UK seeing 'a big rise in poverty'
The UK will continue to see a big rise in the number of people living in poverty, a report by the Institute for Fiscal Studies (IFS) has warned.
The study said 2.2 million children and two million working age adults were living in absolute poverty in 2009-10.
It predicts that by 2012-13, this will rise by an extra 600,000 children and 800,000 adults of working age.
The government said its "wide-ranging reforms will have a dynamic impact on some of the poorest families".
In percentage terms, 17% of UK children were living in absolute poverty in 2009-10. By 2012-13, the IFS predicts this will rise to 21.8%.'Credit boost'
People below the poverty line have a household income at least 60% less than the national average.
The IFS said that in 2009-10 the poverty line was set at a weekly income of £347 after tax and national insurance for a couple with two children, or £165 per week for a single adult without children.
From 2013 the government is introducing a new single monthly benefit payment, called the Universal Credit.
The IFS says the Universal Credit should directly reduce the number of children in poverty by 450,000, and adults in poverty by 600,000, by 2020-21.
However, the IFS adds that the Universal Credit will ultimately fail to prevent poverty increasing, because it will be "more than offset" by other planned reforms, such as changing the measurement of inflation used for means-testing benefits.
As a result, it predicts that absolute child poverty will continue to rise, and by 2020-21 will be at its highest level since 2001-02.
The IFS says the government will therefore miss its targets for reducing child poverty, as set down in the Child Poverty Act of 2010.
A government spokesperson said: "The IFS acknowledge that Universal Credit will substantially reduce child poverty.

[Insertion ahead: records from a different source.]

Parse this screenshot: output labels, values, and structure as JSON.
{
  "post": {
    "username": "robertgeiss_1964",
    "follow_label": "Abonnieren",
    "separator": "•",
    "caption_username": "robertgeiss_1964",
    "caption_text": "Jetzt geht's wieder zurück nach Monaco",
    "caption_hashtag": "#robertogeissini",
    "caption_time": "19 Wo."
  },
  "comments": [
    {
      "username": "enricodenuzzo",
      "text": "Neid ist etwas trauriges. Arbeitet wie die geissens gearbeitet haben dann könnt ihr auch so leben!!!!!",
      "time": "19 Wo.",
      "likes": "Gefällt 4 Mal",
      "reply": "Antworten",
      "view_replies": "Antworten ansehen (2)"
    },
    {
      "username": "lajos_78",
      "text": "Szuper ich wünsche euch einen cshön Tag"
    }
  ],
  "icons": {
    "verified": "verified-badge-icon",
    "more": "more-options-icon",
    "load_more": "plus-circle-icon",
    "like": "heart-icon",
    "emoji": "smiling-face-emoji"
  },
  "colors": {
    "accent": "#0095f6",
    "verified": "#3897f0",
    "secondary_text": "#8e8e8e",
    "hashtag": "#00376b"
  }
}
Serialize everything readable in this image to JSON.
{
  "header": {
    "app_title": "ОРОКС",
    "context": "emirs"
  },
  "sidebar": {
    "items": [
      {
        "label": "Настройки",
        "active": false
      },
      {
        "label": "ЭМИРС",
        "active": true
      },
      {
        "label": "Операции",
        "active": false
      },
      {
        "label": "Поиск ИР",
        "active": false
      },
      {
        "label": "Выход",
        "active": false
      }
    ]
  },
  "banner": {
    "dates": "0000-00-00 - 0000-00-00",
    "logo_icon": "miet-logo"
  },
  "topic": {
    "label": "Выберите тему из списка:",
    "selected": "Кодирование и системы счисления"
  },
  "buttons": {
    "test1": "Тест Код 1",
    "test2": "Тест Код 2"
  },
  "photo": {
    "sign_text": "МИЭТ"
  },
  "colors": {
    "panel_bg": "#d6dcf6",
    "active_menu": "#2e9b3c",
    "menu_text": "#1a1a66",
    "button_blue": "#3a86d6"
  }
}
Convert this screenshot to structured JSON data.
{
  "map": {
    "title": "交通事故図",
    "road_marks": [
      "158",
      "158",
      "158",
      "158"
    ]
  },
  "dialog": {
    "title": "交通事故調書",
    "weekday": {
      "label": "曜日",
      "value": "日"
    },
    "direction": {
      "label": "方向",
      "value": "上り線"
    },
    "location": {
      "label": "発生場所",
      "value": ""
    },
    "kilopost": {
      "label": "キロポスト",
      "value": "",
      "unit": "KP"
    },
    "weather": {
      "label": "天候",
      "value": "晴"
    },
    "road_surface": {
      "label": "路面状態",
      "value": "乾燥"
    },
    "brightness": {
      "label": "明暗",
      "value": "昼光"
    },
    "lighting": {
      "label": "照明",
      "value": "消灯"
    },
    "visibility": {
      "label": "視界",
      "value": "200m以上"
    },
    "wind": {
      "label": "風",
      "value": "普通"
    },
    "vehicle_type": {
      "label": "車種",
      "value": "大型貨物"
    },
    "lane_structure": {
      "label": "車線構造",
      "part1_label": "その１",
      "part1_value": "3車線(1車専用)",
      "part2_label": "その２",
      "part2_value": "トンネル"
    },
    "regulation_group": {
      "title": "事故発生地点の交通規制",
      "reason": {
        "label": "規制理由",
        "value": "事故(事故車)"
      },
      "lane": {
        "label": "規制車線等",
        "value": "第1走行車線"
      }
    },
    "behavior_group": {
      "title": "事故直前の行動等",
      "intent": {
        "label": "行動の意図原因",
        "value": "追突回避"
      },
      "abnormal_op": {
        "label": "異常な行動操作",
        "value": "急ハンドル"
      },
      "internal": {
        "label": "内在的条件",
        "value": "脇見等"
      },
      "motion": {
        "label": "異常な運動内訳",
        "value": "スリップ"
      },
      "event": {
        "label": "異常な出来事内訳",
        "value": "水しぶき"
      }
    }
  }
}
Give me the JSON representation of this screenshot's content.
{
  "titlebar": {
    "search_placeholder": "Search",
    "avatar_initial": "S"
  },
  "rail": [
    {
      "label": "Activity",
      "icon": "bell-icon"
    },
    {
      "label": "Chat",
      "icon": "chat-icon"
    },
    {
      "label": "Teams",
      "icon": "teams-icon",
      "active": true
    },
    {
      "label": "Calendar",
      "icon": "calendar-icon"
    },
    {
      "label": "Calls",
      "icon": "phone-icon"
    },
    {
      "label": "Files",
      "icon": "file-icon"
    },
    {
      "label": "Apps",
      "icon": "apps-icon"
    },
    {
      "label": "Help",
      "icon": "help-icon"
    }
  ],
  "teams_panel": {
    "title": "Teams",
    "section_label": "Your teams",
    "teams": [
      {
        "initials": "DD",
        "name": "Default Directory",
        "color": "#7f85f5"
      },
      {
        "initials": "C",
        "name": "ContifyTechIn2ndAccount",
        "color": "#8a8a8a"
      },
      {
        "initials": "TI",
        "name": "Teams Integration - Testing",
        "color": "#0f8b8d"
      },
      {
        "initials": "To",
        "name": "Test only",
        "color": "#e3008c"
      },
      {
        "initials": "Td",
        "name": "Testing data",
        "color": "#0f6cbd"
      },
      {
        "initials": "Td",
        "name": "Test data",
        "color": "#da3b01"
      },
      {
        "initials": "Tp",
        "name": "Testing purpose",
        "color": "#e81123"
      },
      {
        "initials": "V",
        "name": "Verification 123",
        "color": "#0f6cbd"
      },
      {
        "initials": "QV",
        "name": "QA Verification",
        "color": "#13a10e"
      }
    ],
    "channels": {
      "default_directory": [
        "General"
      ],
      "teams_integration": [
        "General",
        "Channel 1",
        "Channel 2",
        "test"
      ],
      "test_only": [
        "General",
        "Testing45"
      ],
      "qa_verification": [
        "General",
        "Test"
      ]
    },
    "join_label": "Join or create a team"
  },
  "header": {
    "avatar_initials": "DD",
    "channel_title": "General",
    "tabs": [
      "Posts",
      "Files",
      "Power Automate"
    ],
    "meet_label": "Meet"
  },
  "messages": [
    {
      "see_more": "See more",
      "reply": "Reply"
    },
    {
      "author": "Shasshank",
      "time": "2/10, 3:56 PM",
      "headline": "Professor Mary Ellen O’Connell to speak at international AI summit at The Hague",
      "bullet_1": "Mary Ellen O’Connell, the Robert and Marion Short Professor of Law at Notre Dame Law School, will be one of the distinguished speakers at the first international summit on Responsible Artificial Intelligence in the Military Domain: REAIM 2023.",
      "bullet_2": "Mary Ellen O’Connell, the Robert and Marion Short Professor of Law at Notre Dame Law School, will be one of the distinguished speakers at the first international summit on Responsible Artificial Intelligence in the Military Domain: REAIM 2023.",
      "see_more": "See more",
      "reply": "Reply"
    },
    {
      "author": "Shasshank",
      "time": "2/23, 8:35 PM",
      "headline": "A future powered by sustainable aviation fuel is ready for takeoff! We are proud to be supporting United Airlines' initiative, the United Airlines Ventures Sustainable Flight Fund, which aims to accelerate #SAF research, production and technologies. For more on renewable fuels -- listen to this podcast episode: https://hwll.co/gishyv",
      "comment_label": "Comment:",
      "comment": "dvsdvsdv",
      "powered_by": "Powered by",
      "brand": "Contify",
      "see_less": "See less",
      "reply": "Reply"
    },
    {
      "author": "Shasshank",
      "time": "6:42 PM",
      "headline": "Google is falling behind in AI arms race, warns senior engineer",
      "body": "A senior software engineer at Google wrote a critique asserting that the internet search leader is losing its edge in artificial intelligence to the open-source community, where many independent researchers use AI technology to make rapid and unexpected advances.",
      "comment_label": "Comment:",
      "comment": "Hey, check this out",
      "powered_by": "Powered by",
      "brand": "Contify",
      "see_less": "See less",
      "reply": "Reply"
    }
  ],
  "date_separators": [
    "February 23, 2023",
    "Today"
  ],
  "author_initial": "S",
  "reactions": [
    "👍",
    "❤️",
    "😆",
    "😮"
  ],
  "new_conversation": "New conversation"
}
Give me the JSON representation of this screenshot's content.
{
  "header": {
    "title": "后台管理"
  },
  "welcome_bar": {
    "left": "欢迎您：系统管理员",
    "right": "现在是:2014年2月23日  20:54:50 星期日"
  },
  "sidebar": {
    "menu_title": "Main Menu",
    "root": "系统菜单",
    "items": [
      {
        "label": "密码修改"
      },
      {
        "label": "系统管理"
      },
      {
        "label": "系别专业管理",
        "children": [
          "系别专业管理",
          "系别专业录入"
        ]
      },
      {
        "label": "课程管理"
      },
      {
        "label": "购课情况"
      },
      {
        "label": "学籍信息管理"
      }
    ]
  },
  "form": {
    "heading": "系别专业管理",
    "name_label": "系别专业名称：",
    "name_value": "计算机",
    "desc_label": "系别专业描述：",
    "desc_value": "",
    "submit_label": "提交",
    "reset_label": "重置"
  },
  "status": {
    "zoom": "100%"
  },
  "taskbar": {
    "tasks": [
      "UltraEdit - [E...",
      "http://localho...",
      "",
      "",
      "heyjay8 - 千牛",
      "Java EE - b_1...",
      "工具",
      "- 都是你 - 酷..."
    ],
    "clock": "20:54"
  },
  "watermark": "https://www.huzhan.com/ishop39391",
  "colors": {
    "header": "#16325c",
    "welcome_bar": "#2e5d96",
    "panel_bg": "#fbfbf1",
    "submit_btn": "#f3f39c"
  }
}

"It will make work pay for the first time, tackling in-work poverty and lift over one million people, including 450,000 children, out of poverty."
The IFS report was funded by the Joseph Rowntree Foundation.